*** Input material Section Begins ***

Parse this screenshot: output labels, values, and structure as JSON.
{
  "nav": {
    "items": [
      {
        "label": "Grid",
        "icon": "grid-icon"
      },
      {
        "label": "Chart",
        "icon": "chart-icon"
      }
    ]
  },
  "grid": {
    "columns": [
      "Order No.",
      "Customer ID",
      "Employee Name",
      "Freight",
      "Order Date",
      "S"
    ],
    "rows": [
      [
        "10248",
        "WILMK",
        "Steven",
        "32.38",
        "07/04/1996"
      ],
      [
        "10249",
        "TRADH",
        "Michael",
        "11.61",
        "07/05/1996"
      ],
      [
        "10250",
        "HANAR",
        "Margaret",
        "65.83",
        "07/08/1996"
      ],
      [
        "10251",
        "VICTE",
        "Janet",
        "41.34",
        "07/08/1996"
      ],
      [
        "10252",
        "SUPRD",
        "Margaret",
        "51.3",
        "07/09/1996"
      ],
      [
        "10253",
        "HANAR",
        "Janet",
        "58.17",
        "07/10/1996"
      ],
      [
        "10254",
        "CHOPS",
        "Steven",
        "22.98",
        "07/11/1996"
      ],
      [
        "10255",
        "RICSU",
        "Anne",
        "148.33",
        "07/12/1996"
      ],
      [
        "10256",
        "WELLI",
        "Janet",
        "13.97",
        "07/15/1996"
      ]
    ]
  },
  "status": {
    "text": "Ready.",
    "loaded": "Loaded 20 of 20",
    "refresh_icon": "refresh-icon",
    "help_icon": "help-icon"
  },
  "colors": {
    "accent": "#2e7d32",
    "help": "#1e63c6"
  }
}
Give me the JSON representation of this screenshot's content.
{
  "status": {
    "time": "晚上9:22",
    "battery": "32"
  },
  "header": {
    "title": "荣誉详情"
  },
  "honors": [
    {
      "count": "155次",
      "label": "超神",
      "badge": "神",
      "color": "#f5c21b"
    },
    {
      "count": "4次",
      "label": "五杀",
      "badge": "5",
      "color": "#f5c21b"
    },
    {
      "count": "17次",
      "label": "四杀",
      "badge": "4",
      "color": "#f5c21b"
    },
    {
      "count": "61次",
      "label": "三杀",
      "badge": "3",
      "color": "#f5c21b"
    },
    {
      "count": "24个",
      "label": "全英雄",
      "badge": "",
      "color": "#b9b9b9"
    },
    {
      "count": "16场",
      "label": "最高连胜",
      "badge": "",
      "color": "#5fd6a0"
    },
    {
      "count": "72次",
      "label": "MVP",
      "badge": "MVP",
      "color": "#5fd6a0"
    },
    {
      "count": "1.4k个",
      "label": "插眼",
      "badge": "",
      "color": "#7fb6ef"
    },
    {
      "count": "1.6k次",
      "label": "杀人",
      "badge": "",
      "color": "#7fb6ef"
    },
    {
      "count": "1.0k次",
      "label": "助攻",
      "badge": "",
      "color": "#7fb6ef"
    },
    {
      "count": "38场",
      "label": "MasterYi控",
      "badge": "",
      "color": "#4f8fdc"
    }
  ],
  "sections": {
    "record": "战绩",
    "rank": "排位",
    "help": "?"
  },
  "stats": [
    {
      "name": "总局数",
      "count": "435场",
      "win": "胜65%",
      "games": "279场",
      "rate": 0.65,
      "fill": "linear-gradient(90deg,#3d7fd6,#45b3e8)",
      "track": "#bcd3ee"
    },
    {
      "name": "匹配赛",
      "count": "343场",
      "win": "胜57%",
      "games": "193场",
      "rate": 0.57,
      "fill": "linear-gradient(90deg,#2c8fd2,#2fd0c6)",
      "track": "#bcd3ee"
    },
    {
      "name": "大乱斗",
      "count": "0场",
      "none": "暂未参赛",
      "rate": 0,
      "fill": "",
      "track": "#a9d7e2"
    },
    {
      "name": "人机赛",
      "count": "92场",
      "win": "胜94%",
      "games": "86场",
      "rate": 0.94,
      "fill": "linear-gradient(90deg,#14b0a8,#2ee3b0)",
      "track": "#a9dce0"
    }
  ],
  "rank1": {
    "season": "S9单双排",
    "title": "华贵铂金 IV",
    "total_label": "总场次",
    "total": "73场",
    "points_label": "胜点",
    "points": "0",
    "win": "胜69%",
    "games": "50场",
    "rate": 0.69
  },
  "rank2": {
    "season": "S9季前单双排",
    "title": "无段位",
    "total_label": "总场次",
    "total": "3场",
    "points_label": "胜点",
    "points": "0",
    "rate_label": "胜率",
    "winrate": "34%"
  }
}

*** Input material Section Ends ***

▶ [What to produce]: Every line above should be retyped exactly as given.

▶ [Result of the exercise]:
Parse this screenshot: output labels, values, and structure as JSON.
{
  "nav": {
    "items": [
      {
        "label": "Grid",
        "icon": "grid-icon"
      },
      {
        "label": "Chart",
        "icon": "chart-icon"
      }
    ]
  },
  "grid": {
    "columns": [
      "Order No.",
      "Customer ID",
      "Employee Name",
      "Freight",
      "Order Date",
      "S"
    ],
    "rows": [
      [
        "10248",
        "WILMK",
        "Steven",
        "32.38",
        "07/04/1996"
      ],
      [
        "10249",
        "TRADH",
        "Michael",
        "11.61",
        "07/05/1996"
      ],
      [
        "10250",
        "HANAR",
        "Margaret",
        "65.83",
        "07/08/1996"
      ],
      [
        "10251",
        "VICTE",
        "Janet",
        "41.34",
        "07/08/1996"
      ],
      [
        "10252",
        "SUPRD",
        "Margaret",
        "51.3",
        "07/09/1996"
      ],
      [
        "10253",
        "HANAR",
        "Janet",
        "58.17",
        "07/10/1996"
      ],
      [
        "10254",
        "CHOPS",
        "Steven",
        "22.98",
        "07/11/1996"
      ],
      [
        "10255",
        "RICSU",
        "Anne",
        "148.33",
        "07/12/1996"
      ],
      [
        "10256",
        "WELLI",
        "Janet",
        "13.97",
        "07/15/1996"
      ]
    ]
  },
  "status": {
    "text": "Ready.",
    "loaded": "Loaded 20 of 20",
    "refresh_icon": "refresh-icon",
    "help_icon": "help-icon"
  },
  "colors": {
    "accent": "#2e7d32",
    "help": "#1e63c6"
  }
}
Give me the JSON representation of this screenshot's content.
{
  "status": {
    "time": "晚上9:22",
    "battery": "32"
  },
  "header": {
    "title": "荣誉详情"
  },
  "honors": [
    {
      "count": "155次",
      "label": "超神",
      "badge": "神",
      "color": "#f5c21b"
    },
    {
      "count": "4次",
      "label": "五杀",
      "badge": "5",
      "color": "#f5c21b"
    },
    {
      "count": "17次",
      "label": "四杀",
      "badge": "4",
      "color": "#f5c21b"
    },
    {
      "count": "61次",
      "label": "三杀",
      "badge": "3",
      "color": "#f5c21b"
    },
    {
      "count": "24个",
      "label": "全英雄",
      "badge": "",
      "color": "#b9b9b9"
    },
    {
      "count": "16场",
      "label": "最高连胜",
      "badge": "",
      "color": "#5fd6a0"
    },
    {
      "count": "72次",
      "label": "MVP",
      "badge": "MVP",
      "color": "#5fd6a0"
    },
    {
      "count": "1.4k个",
      "label": "插眼",
      "badge": "",
      "color": "#7fb6ef"
    },
    {
      "count": "1.6k次",
      "label": "杀人",
      "badge": "",
      "color": "#7fb6ef"
    },
    {
      "count": "1.0k次",
      "label": "助攻",
      "badge": "",
      "color": "#7fb6ef"
    },
    {
      "count": "38场",
      "label": "MasterYi控",
      "badge": "",
      "color": "#4f8fdc"
    }
  ],
  "sections": {
    "record": "战绩",
    "rank": "排位",
    "help": "?"
  },
  "stats": [
    {
      "name": "总局数",
      "count": "435场",
      "win": "胜65%",
      "games": "279场",
      "rate": 0.65,
      "fill": "linear-gradient(90deg,#3d7fd6,#45b3e8)",
      "track": "#bcd3ee"
    },
    {
      "name": "匹配赛",
      "count": "343场",
      "win": "胜57%",
      "games": "193场",
      "rate": 0.57,
      "fill": "linear-gradient(90deg,#2c8fd2,#2fd0c6)",
      "track": "#bcd3ee"
    },
    {
      "name": "大乱斗",
      "count": "0场",
      "none": "暂未参赛",
      "rate": 0,
      "fill": "",
      "track": "#a9d7e2"
    },
    {
      "name": "人机赛",
      "count": "92场",
      "win": "胜94%",
      "games": "86场",
      "rate": 0.94,
      "fill": "linear-gradient(90deg,#14b0a8,#2ee3b0)",
      "track": "#a9dce0"
    }
  ],
  "rank1": {
    "season": "S9单双排",
    "title": "华贵铂金 IV",
    "total_label": "总场次",
    "total": "73场",
    "points_label": "胜点",
    "points": "0",
    "win": "胜69%",
    "games": "50场",
    "rate": 0.69
  },
  "rank2": {
    "season": "S9季前单双排",
    "title": "无段位",
    "total_label": "总场次",
    "total": "3场",
    "points_label": "胜点",
    "points": "0",
    "rate_label": "胜率",
    "winrate": "34%"
  }
}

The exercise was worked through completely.